• Exercise prompt:
Among the entries, find the lines with the string "kicker" and report them.

(Beginning of Records for this task)

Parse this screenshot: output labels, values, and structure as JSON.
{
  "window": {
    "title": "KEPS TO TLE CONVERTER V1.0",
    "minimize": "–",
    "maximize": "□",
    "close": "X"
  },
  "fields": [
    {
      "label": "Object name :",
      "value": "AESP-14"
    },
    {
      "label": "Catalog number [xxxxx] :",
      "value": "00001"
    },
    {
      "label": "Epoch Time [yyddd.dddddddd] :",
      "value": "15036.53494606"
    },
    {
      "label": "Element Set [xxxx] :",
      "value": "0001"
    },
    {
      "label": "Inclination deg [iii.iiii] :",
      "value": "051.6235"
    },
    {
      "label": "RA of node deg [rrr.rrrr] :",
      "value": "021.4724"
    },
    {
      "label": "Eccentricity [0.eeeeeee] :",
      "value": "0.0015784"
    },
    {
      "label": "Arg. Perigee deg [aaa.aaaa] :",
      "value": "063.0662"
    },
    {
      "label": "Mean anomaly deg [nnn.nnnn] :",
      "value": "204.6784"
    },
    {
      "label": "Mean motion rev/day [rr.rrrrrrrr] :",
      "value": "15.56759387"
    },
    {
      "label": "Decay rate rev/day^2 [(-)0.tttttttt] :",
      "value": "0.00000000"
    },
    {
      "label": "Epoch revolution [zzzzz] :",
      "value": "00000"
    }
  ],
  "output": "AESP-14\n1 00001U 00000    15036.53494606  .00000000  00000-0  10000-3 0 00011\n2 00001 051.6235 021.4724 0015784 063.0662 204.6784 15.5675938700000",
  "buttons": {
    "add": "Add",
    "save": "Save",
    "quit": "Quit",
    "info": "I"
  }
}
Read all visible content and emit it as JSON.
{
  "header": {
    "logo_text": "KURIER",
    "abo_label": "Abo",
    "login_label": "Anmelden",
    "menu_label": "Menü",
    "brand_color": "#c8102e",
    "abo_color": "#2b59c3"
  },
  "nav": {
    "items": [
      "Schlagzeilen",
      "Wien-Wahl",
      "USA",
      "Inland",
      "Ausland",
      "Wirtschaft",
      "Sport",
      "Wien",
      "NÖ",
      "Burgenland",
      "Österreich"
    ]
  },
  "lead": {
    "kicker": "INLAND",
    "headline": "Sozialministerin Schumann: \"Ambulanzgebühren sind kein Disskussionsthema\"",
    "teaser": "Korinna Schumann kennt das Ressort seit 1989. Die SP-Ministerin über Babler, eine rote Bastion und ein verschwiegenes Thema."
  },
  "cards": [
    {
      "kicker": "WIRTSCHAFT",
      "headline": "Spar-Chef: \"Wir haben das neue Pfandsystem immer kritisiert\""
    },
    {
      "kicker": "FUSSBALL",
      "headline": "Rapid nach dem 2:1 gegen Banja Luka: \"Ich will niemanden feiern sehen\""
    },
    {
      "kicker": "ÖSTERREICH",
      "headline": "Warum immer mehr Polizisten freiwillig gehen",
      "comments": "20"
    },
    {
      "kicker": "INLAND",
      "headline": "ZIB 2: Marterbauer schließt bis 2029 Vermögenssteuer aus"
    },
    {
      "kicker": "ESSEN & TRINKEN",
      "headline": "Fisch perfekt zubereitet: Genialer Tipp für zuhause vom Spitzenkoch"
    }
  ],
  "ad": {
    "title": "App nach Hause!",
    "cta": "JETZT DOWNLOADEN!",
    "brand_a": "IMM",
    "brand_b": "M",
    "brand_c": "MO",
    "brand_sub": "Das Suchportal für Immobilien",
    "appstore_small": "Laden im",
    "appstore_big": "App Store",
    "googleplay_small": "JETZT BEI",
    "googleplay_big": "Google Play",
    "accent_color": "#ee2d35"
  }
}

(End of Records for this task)

• Answer space:
    "kicker": "INLAND",
      "kicker": "WIRTSCHAFT",
      "kicker": "FUSSBALL",
      "kicker": "ÖSTERREICH",
      "kicker": "INLAND",
      "kicker": "ESSEN & TRINKEN",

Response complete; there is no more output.